Being there has inspired me and reinvigorated my enthusiasm for storytelling and sharing new ideas. While I was moved by this and I wanted to share it, I also thought of wanting to hear not just from the world around me but of the world around others.
Often times I have wildly romantic expectations of a place or idea and find within the private conversations of my head that Im reminding myself to tone down the expectation and allow something to be as it will be. This was that, that which was more than I could have expected or hoped for with the incredible addition of what it simply was. Which is to say the dreamy notion of the unexpected. The water was filled with plankton which were biolumencent, so that when I would swim at night my entire body would glow a neon green, I would wear goggles and open my eyes underwater which looked as if you were traveling through time and space, thousands of bead like plankton glowing brilliant green rushing towards the eyes. While in the sky above a meteor shower approached, and as I lay on my back in the glowing waters of the night, shooting stars reminded me just how profound a place this is, and how phenomenal to be alive, to know, to learn, and to find nature as it is.
I must tell you as I write this I am very romanced by the experiences as seen above and the potential that is. The photos have turned out better than I had ever hoped they would and in doing so, they offer me a fresh sense of potential in the world. As if I am learning something new and experiencing an idea, concept, and potential that I had previously been entirely unaware of. The unknown, unknown. I loved taking these photos and felt every bit the profundity of their mysterious depth in color and emotion. The feelings seem surreal even now as I attempt to describe them. It is only my passion for art, creativity , and communication with words and enthusiasm that prevents me from saying that it was indescribable. It only feels that way as it is so far from the realm of what I have come to accept as my reality, through my own patterns and habits. Through the lens unto which I see reality. These hold me in a state of spellbound emotion, one that speaks to all that we can never know and how beautiful that can be. The same way that a sunset is no longer a sunset when we consider just how small we are, as its brilliant colors show us our tiny place amidst a universe that we call our own. To think of time and distance and that we are seeing something so far that its light left 8 minutes before and as it sets, someone, perhaps in Japan, is seeing a different light rise as we see it set. These speak of that light and of something once lived that is both sweet and salty with yet another tone speaking of a place I'd once known, but only as familiar as a fading dream. One that seems to reawaken and as soon as it could be recognized, its tail swims off into that sweet salty distance into which I could never follow.

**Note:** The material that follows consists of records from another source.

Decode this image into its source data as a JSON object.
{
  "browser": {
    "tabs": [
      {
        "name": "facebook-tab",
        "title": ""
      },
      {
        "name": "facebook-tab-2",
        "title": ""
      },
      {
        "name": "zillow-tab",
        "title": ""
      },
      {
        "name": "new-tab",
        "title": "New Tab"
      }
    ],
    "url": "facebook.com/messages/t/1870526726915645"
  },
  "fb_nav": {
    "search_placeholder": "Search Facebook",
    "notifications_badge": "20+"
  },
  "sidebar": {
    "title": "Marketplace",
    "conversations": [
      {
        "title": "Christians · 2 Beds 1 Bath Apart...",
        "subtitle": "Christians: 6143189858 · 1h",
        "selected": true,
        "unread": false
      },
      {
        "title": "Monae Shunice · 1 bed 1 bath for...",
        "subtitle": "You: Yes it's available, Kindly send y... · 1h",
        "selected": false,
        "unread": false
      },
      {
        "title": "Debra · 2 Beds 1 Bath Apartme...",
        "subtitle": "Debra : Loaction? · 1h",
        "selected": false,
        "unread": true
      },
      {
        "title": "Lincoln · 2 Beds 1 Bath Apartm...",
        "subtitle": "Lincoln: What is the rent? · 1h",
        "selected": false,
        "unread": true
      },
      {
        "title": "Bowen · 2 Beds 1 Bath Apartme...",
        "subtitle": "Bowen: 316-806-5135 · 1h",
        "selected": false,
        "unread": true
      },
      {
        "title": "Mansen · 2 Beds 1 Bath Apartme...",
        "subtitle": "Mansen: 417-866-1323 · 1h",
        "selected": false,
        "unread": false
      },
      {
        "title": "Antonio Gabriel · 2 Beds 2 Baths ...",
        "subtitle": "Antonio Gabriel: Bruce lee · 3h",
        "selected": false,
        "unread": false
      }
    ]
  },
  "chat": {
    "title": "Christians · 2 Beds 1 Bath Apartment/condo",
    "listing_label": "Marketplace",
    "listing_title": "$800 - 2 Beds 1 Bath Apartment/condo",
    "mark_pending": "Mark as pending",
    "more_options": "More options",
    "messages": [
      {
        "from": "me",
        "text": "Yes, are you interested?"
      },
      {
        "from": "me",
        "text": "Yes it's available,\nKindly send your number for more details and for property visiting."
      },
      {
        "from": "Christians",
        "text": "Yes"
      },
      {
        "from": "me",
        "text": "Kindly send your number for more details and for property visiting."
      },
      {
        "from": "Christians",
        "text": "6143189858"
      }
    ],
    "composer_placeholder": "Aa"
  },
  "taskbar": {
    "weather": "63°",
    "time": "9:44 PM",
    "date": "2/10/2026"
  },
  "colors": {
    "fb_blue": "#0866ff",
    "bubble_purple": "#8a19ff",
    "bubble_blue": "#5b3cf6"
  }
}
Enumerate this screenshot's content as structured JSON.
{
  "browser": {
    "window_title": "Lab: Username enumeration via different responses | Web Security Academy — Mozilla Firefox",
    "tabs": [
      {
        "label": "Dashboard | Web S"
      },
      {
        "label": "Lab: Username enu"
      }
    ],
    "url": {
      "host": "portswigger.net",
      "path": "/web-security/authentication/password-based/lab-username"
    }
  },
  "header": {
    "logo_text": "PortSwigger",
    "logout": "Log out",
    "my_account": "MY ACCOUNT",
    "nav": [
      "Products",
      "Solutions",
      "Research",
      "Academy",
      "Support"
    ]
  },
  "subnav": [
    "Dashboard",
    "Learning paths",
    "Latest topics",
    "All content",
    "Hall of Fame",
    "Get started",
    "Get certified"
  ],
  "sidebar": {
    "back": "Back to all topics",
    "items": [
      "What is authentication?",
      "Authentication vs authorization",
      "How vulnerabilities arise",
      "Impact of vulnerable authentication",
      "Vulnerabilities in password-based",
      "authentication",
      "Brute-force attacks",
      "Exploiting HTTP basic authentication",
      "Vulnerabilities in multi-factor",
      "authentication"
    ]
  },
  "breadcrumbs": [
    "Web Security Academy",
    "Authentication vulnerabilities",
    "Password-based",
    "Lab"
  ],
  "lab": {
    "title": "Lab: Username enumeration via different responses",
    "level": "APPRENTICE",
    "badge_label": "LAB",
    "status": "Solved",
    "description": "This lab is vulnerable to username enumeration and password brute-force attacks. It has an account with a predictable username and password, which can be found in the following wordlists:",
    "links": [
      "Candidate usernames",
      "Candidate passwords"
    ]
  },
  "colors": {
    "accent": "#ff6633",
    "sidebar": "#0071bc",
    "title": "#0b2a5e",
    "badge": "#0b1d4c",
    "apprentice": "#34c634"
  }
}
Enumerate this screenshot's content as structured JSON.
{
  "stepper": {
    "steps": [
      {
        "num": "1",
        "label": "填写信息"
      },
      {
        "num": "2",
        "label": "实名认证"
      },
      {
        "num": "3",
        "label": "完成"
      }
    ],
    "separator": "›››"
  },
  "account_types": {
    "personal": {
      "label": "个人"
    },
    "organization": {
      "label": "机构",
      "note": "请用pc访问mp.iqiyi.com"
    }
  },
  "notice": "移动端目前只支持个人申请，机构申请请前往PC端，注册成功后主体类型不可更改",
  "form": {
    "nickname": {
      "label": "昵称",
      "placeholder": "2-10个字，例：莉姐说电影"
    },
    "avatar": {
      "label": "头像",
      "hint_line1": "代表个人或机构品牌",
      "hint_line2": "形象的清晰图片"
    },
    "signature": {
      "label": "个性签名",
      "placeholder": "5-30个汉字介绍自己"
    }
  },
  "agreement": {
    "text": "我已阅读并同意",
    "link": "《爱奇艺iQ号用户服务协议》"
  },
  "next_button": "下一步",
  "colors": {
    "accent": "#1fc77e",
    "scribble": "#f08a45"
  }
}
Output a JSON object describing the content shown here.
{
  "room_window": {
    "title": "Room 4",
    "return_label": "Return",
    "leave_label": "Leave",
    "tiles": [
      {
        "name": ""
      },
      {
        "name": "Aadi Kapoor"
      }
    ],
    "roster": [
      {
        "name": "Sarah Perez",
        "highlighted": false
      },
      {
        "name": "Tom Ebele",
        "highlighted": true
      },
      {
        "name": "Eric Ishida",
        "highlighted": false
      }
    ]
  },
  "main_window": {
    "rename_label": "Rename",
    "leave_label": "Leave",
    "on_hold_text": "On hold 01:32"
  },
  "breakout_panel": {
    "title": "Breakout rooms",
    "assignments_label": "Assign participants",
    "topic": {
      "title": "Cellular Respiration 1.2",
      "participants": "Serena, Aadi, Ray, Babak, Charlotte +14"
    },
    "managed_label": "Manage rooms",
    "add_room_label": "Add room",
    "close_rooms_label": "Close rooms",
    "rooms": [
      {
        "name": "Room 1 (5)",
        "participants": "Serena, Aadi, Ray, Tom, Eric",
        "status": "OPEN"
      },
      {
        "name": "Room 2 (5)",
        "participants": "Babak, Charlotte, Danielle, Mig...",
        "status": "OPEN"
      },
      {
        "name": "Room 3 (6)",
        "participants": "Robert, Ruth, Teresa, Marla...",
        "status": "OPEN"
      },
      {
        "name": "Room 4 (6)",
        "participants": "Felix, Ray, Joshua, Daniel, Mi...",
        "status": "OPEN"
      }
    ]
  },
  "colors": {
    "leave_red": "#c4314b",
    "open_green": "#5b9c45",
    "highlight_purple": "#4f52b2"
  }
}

All of this stirs a romance in me which recalls Shakespeare's words, "Every third thought shall be my grave." It is not to be morbid, but rather motivating, to find the discomfort, examine the fear, for only now we are, Until soon.